With a single signature, domestic violence survivors say Governor Jay Inslee has the power to protect victims from their abusers.

After being voted a similar measure in the past, state senators approved HB 1840, which allows a judge the power to take away all firearms from a person with a restraining order if they re considered a threat.

It s amazing to me to finally feel safe and know that this doesn t have to happen to anyone else, said Courtney Weaver, a survivor.

In 2010, Weaver s then boyfriend shot her arm and face.

It went through my upper face and shattered all the bones, said Weaver.
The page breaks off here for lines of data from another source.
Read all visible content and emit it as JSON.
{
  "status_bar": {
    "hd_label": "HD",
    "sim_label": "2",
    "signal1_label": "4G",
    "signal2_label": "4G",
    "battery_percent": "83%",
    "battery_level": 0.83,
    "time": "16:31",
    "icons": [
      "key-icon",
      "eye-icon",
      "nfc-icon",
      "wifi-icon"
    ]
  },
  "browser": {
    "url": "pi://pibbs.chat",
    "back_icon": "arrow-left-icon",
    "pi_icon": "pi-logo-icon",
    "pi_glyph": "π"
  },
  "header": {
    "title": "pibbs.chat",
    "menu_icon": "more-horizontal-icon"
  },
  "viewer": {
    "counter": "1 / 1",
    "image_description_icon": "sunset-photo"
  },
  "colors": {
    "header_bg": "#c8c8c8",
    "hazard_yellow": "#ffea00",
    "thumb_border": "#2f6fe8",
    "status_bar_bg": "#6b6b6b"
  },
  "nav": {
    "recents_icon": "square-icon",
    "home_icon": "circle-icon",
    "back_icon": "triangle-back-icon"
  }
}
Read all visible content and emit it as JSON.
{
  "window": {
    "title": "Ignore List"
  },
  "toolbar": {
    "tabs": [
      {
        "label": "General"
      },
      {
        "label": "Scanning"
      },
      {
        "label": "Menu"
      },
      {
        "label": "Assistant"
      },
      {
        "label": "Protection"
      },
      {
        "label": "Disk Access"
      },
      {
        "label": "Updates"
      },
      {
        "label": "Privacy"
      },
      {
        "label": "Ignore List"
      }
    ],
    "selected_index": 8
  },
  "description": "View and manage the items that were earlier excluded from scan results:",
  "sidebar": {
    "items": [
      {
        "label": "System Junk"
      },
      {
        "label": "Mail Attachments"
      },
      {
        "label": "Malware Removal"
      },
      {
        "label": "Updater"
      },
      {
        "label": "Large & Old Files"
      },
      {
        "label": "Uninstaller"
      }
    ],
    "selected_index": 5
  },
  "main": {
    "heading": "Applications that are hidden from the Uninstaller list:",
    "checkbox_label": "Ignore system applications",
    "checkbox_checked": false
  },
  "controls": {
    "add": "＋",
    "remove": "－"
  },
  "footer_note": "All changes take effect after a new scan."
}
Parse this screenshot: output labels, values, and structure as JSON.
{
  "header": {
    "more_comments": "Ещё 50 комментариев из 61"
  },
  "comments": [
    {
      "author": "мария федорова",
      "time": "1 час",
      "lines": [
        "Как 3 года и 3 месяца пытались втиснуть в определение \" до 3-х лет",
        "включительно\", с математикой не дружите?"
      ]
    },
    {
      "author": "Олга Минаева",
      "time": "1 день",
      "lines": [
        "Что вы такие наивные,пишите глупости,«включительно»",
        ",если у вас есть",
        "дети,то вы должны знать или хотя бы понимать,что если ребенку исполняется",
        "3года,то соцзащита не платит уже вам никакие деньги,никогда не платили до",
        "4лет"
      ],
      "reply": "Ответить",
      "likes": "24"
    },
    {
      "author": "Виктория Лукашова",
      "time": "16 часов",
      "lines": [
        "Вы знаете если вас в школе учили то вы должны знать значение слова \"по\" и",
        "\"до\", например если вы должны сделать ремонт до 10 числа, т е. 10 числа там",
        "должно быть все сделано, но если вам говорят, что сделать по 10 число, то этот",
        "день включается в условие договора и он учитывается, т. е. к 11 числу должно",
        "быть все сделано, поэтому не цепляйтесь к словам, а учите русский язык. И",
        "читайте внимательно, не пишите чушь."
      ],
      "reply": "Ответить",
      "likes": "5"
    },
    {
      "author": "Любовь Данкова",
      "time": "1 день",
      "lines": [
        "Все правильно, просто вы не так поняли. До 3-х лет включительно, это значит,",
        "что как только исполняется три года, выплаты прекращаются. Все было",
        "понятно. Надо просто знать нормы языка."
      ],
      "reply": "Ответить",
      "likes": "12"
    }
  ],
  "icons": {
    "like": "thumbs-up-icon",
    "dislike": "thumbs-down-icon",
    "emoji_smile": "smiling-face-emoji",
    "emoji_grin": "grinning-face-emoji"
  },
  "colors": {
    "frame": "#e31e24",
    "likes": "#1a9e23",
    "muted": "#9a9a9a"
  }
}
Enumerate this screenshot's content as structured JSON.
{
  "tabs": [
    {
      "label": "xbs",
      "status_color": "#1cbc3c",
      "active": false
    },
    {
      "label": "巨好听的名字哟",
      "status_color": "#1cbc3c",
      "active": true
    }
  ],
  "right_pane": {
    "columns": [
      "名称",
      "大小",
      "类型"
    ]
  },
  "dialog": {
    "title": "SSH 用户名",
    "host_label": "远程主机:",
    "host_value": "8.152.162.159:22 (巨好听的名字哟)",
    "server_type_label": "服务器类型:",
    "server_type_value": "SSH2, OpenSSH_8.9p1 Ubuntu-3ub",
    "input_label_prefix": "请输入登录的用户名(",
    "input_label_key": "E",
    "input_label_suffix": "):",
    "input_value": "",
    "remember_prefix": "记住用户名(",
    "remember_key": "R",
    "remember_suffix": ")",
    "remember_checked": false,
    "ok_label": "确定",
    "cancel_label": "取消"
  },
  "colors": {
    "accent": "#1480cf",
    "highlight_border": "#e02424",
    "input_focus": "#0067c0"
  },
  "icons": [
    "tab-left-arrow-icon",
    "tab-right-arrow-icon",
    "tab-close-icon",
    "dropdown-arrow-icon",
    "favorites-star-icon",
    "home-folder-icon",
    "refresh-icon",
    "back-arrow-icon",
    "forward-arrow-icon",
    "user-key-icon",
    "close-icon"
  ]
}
Her injuries have caused 13 reconstructive surgeries, which have amounted medical bills to nearly $438,000 so far. Despite the man being arrested, Weaver says his registered guns were still in the home.

He could have easily gotten out of jail used his key to get in the house, taken those firearms to the hospital where I was at, she said.

According to Sen. Adam Kline, D-Seattle, one quarter of domestic violence perpetrators who kill their spouses were served with a protection order before doing it, in many cases, with guns.

We ll never know the number of people that it (the bill) saves but they re out there, said Weaver.

A spokesman from Gun Owners Action League of Washington (GOAL) says the organization is neutral on the bill since it mimics Federal Law.

While the Second Amendment Foundation can t take a stance on legislation because it s a non-profit, a spokesman says the bill would only temporarily take away the gun rights of those accused of domestic violence.

Weaver says only if Inslee signs the bill into law will she truly begin to heal from her attack.

And all my pain wasn t in vain. That I had the right to fight for my rights just as much as my abuser did, she said.

While Inslee hasn t officially received the bill yet, advocates for it say he s already shown strong support for it.

Read or Share this story: